For the past year, the Food and Drug Administration (FDA) has been seeking stakeholder input, from both the public and pharmaceutical industry itself, on establishing a generic drug user fee program, similar to the other user fee programs that currently exist for prescription drugs, medical devices, tobacco products and animal drugs. The agency itself has reported problems with a backlog of generic drug applications due to scarce resources at the agency level and increasing budgetary constraints. The supplementary revenues from a new generic drug user fee program would undoubtedly allow the FDA to hire additional staff and improve the process for generic drug application review.  

Although statistics suggest that more than two-thirds of all prescriptions dispensed in the United States are for generic drugs, the median time for review of a generic drug application has increased, slowing down the process for bringing new generic drug products to market. Several larger generic companies have supported a user fee program, noting that the generic drug industry can only benefit from paying such fees in order to provide the resources that FDA needs to prevent further delays in the generic drug application review process. More timely review will ensure that a greater number of generic products can make it to market for consumers.  

Although the establishment of any new user fee program will require new legislation and congressional action, the FDA will certainly play a part in outlining the scope and structure of any generic drug user fee program to be developed. As part of the consideration of the implementation of such a fee program, the agency in its September 17, 2010, public meeting notice on the subject asked for comment on the following questions:  

  1. How, if at all, should a generic drug user fee program differ from the existing user fee programs?
  2. How should the generic user fee program be structured (i.e., as a onetime fee for a new generic drug application and annual fees for marketed products and facilities), and should any unique characteristics of the generic drug market be considered in developing a user fee program?
  3. Should the FDA have performance goals, and if so, what should be the performance goals?
  4. Should user fees be the same across the board or should they vary (i.e., based on the complexity of the generic drug application or the agency resources required for such review)?
  5. Should all applications be subject to the same goals?
  6. How should any user fee program developed address applications currently awaiting FDA review?
  7. What kind of support, if any, should a generic user fee provide for post-marketing safety?  

As part of the growing national interest in reducing medical costs, increased access to generic drugs will likely play a large role by providing consumers with options for cost-efficient care. The FDA indicates that it will work with generic drug makers to develop fees that are fair, but that will ensure more timely review and approval of generic drug applications.  

Many factors will drive this process. Both the FDA and the industry are vested in streamlining the user fee program.
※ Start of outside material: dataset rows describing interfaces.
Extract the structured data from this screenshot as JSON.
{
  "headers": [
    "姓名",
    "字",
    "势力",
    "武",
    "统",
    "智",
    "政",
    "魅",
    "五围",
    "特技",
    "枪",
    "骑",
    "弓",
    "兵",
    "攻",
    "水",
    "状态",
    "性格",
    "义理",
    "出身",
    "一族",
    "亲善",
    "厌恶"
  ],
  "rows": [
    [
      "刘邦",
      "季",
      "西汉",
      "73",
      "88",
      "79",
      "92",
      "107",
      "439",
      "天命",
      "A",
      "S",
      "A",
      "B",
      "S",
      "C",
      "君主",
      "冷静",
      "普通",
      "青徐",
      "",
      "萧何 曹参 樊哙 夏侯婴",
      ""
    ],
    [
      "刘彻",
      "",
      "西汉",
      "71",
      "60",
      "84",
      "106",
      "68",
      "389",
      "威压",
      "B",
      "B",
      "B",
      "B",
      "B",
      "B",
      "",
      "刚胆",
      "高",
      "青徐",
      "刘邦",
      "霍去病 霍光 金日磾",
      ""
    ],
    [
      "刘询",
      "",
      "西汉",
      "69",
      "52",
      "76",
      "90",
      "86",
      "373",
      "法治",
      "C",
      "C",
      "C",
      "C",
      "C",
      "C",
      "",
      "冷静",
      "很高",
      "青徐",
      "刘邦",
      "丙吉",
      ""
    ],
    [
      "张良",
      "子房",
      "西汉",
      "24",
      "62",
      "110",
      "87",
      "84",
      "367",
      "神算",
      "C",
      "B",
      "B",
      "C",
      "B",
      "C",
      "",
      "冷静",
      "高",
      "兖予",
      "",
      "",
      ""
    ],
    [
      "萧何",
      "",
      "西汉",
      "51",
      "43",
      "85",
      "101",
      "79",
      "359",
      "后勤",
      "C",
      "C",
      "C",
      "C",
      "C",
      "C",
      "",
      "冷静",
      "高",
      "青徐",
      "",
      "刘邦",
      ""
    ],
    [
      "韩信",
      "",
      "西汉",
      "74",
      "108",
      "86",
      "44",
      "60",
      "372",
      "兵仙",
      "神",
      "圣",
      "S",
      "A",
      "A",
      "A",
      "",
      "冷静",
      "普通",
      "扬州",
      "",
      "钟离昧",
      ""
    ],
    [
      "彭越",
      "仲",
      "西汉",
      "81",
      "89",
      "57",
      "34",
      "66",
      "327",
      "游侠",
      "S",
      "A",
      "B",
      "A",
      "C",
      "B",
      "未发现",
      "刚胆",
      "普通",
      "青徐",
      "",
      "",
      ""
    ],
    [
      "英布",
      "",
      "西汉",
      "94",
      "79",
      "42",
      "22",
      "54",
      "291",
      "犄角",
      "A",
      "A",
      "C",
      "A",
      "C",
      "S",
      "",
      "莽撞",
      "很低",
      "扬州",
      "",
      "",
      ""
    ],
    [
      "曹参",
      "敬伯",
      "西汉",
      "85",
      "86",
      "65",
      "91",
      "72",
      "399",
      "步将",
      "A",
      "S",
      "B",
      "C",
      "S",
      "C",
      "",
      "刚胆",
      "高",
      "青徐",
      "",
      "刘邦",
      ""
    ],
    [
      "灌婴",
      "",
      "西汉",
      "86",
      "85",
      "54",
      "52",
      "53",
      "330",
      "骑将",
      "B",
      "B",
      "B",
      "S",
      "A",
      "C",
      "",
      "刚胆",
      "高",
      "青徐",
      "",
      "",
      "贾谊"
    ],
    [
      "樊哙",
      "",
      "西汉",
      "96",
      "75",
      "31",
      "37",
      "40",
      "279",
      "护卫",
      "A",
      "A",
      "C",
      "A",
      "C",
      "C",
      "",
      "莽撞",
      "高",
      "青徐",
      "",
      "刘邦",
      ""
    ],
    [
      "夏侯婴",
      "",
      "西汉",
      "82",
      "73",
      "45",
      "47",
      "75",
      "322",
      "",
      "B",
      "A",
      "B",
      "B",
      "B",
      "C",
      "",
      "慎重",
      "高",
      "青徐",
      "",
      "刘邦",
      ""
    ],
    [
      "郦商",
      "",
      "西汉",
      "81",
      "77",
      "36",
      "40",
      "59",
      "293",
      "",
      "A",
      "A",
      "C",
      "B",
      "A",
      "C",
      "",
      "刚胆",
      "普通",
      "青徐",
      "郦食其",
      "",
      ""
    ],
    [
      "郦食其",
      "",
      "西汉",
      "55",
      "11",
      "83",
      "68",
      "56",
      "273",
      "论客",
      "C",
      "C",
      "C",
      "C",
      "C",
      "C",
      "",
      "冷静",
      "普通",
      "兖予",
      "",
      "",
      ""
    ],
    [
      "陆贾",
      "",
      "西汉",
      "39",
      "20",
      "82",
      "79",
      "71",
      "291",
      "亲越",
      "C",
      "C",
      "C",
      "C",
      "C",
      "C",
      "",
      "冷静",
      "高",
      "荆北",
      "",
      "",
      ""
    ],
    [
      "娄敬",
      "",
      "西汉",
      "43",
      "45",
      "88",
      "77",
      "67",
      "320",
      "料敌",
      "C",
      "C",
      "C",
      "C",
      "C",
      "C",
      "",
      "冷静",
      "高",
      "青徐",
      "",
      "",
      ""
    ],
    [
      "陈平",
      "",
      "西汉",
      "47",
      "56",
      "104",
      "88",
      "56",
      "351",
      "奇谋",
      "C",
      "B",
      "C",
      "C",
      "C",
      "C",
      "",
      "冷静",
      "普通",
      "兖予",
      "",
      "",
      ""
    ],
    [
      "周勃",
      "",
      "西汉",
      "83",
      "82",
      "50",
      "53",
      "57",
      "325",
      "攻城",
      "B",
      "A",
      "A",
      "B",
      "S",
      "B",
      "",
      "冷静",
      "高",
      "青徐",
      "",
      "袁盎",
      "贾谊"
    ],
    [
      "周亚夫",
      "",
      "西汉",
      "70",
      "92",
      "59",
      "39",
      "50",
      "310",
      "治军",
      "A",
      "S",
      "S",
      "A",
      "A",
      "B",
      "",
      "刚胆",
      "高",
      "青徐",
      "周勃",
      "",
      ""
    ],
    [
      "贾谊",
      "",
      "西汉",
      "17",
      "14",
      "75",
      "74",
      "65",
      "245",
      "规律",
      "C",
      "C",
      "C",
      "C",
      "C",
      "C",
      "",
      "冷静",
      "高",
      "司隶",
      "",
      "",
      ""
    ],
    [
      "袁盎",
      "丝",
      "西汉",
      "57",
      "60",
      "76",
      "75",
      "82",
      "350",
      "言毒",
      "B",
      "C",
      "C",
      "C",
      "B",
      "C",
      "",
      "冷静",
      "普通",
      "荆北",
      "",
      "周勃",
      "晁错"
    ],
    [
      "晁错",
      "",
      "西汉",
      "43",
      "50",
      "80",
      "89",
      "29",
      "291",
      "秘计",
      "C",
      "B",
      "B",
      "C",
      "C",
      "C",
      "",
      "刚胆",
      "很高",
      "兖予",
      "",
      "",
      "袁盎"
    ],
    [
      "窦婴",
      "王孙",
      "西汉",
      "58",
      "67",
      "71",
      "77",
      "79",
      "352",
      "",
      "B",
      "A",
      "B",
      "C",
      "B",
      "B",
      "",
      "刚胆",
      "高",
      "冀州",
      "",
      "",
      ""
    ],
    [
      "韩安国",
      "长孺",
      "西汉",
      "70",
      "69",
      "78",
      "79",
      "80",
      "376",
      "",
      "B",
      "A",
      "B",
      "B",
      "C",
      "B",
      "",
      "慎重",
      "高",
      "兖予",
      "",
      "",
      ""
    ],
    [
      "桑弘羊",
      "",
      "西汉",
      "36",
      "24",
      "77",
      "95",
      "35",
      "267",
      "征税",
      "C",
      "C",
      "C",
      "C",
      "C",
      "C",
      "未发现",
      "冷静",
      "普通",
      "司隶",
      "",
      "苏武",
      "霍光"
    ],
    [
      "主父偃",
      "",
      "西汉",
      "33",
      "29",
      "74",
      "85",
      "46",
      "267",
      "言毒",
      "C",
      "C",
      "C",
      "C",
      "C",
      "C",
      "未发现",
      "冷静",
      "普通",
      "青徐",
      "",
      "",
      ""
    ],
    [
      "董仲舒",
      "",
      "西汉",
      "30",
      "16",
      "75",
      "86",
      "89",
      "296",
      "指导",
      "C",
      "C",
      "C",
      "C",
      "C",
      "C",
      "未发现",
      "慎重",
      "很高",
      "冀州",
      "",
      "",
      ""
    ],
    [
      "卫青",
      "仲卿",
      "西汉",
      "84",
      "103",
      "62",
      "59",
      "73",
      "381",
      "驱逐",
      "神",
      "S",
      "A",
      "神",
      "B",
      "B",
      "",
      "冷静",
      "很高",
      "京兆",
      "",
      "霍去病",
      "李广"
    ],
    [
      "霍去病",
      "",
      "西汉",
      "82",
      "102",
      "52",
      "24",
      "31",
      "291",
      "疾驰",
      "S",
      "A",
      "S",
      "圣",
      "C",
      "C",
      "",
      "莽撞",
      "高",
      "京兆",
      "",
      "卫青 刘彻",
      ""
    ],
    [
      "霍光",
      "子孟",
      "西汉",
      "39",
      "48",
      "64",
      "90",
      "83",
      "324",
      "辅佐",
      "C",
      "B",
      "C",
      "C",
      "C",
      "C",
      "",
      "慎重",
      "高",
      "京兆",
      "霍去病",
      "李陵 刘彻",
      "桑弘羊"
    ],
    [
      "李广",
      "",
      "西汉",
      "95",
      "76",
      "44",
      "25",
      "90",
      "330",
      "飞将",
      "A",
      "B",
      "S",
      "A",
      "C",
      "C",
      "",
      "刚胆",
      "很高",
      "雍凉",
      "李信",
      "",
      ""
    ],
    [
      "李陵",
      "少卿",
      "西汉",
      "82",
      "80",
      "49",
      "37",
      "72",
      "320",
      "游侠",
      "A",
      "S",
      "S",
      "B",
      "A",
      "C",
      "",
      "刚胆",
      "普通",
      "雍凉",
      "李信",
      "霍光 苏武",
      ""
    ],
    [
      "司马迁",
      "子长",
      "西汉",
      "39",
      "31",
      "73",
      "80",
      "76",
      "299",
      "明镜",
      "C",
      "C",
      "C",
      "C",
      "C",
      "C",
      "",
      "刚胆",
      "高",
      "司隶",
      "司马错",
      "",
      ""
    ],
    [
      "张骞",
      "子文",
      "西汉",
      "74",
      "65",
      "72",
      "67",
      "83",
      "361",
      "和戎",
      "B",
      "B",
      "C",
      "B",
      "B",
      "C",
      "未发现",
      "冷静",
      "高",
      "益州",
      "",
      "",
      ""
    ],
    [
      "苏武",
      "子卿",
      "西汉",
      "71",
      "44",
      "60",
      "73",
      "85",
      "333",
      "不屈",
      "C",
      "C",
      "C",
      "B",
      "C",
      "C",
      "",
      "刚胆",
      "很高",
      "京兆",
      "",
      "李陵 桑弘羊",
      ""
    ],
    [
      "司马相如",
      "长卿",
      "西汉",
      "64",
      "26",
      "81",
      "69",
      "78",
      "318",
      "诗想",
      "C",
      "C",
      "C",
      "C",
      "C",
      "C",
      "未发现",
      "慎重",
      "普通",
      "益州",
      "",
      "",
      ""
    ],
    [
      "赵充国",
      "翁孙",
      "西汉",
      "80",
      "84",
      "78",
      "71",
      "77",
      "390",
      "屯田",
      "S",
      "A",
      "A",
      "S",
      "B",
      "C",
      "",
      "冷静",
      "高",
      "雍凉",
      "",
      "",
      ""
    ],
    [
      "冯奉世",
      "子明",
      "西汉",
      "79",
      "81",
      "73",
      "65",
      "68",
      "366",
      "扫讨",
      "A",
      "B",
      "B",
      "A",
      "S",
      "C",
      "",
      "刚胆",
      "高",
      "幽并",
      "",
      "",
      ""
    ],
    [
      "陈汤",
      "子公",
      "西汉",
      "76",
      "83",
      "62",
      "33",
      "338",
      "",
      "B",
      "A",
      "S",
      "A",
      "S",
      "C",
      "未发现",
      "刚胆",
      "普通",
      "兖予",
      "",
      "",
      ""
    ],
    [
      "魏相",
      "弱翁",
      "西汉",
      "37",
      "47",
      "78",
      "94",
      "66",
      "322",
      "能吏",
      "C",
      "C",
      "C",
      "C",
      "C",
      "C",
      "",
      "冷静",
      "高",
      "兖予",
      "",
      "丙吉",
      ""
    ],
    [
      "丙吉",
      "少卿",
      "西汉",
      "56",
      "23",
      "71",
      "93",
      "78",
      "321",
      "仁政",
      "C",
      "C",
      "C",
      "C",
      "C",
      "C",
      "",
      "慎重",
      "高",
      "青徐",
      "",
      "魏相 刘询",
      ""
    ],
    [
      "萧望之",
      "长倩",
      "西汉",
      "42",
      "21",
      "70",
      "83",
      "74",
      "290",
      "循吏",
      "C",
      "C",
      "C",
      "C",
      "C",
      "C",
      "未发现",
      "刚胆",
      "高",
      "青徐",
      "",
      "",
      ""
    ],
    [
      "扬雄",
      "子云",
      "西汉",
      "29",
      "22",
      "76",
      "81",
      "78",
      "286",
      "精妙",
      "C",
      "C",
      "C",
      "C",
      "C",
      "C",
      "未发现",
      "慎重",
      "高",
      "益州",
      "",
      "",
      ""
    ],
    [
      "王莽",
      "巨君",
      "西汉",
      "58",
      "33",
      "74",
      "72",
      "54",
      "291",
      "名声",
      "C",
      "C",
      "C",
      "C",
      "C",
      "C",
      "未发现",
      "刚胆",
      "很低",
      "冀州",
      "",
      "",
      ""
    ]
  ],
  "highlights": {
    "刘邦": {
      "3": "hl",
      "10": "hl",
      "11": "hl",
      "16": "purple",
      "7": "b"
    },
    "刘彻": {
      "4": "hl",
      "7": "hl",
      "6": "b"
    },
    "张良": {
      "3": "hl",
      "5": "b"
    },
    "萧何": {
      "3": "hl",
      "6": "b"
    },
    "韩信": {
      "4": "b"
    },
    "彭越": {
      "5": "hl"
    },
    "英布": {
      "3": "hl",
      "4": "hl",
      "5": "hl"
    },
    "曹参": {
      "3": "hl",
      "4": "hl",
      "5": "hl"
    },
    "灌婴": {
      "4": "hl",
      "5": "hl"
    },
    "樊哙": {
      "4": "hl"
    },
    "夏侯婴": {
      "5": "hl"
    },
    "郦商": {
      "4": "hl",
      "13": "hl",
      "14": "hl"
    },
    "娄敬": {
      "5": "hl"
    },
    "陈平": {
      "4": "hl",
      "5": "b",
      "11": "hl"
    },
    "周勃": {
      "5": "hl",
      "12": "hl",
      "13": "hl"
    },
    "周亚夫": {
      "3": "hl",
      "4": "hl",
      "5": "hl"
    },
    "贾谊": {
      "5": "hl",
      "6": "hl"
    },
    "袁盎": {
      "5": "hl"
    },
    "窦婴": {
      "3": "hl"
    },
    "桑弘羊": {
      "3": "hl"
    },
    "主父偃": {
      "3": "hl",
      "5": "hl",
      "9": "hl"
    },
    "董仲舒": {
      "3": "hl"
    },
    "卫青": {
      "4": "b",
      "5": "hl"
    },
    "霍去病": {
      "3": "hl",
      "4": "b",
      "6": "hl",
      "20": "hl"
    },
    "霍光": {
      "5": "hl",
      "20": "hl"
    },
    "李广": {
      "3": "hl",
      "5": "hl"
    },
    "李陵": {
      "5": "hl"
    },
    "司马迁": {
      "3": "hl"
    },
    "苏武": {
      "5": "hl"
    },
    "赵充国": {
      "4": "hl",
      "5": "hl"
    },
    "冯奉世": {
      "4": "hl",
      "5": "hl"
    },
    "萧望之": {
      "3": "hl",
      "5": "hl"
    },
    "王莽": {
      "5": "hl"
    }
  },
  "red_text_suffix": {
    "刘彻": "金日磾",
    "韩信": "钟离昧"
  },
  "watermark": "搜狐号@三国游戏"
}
Answering the questions posed at the September 17, 2010, meeting will take much give-and-take between the industry and the FDA, but again, both sides have common interests in having this process work to ensure an efficient and fair fee system is in place as soon as possible.